Install the gutter expertly

Growing the gutter is a classic activity for the savvy home improvement. Although there are as many differences in the materials that make up the gutters as in the connection systems, growing is always very similar. Following you will receive detailed instructions on how to grow your gutter.

Gutters are always important

The gutter not only collects the water from the roof and transports it. It protects the underlying house wall from too much wetting. Even with garden sheds, garages and carports, growing a gutter is therefore extremely useful. But not always, especially in finished products, a gutter is provided. But even on residential buildings, the gutters may need to be renewed.

Gutters materials and connection systems

There are some differences in the materials used as gutters.

  • Sheet steel, mostly galvanized
  • Non-ferrous metals such as copper or aluminum
  • plastic

Connecting elements for gutters

  • stick together (with all materials)
  • solder (for metals)
  • Plug connections (mainly for plastic)

The basic work is always almost the same

You can use our step-by-step instructions for all gutter materials and connection systems. Bear in mind, however, that gluing, plugging or soldering requires different manual requirements. Of course, the respective tool for the individual joining techniques also differs.

Step-by-step instructions for installing a gutter

  • gutters
  • gutter iron
  • downspouts
  • Case Elbows
  • Lost and hardcuffs
  • Screws or nails for gutter irons
  • Screw and dowel system for downpipe clamps
  • Scaffolding or easel
  • impact drill
  • masonry drill
  • Cordless Screwdriver
  • hammer
  • crowbar
  • wood saw
  • Iron saw, fine-toothed
  • Chalk line
  • spirit level

1. Preparatory work

Along the eaves, you must remove the bottom row of tiles in order to expose the longitudinal batten. For finished products such as garages or carports, there is often no corresponding roof batten here. Then you have to mount a corresponding longitudinal bar.

2. Fasten the gutter irons

Fasten classic gutter iron

Outside, left and right, at the height of the Dachstein, the first or last Rinneisen is attached. For gutters on conventionally large homes, metal gutters are usually used, which you can bend in length itself.

For the first gutter iron, lift the wood in the width of the iron from the battens. In doing so, you support it so deeply that the trough iron then closes flush with the crossbar when you place the iron in the finished groove. In the groove it is also fastened with screws or nails.

You then bend the gutter iron so that the gutter will later reach about one third below the bottom tile row. After you've screwed or nailed and bent the first Rinneisen, stretch the chime from here to the other end of the roof and back.

The top chalk line aligns in height with the point at which you bent the gutter. When tensioning the chalk line, pay attention to the slope that the gutter will require later. On average, these are between 3 and 7 mm per meter, ie between 3 and 7 cm in the case of a roof length of ten meters.

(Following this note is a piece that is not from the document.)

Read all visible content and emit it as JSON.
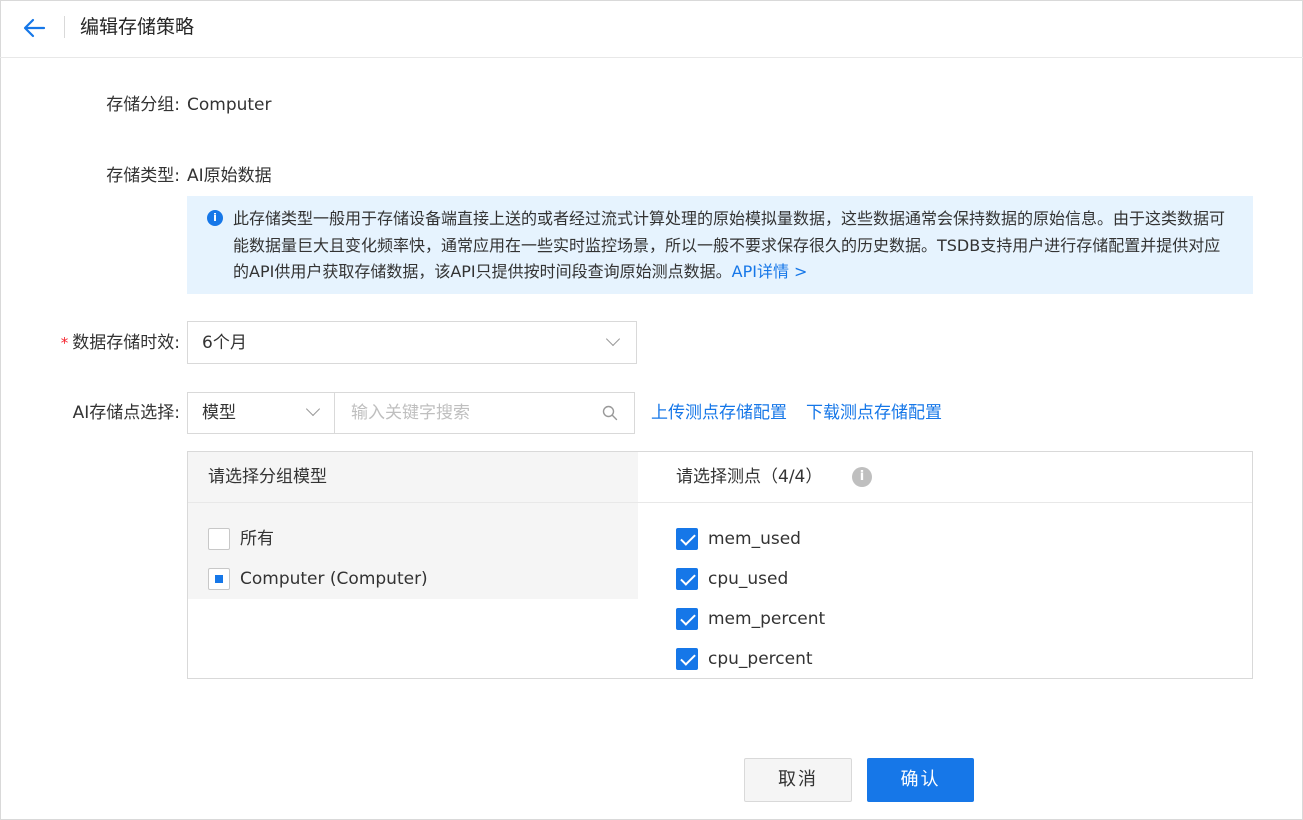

The lower chalk line tightens them to the lowest position of the gutter bend and then guides them back to the other end of the gutter. Now you can start assembling all the other gutter irons. The distance is between 50 and 100 cm from one to the next gutter iron.

Gutter iron systems for adjustment

Gutter systems for smaller buildings or for flat-mounted strips (at right angles to the ground) are screwed on at the same height. The individual channel iron elements can then be adjusted via screw slots to obtain the required slope.

3. The cultivation of the gutter

Now place the gutter in the gutter. For the first gutter part, pay attention to the closed end piece. Depending on the system, overlap all other gutter elements following the manufacturer's instructions or connect with the plug-in system according to the instructions.

When the gutter is completely attached, lay the leaf grill in the gutter. This is important because otherwise the downpipe could clog later.

4. Install the downpipe

Now that you have inserted and fastened the last gutter element with the downpipe drain, the downpipe follows. Use the spirit level and chalk line to mark the middle of the drain on the house wall.

Now insert the first downpipe bend (bend towards wall) into the drain and hold the second bend (bending from the first arch down to the wall) at the distance to the mark on the wall, how far later the clamp will protrude (3 to 5 cm).

Now measure the downpipe piece that comes between the two bends. About 5 to 10 cm below the second arc, place the marker vertically from the first marker to drill the hole for the first tie.

The clamps are now set every 2 to 2.5 m. The first, the middle and the last ring are fixed, all others loose. For short walls use only clamps as first and last clamp. After the clamps are set, lay the downpipe and screw it.

Tips & Tricks

The difference between loose and fixed clamps is the following: the clamps connect the downpipe firmly to the wall. The Losschnellen also allow the downpipe to respond to large temperature differences. The downpipe may contract and expand.

The downpipe is routed to either a sewer, septic tank or catcher.

The soldering of the gutters is probably the most technically demanding joining technique when growing the gutter. Of course, we also have instructions in the house journal ready - for example, for [Soldering zinc gutters].

Video Board: Installation of the Zambelli Gutter System with Fascia Hangers and Adjustable Fascia Units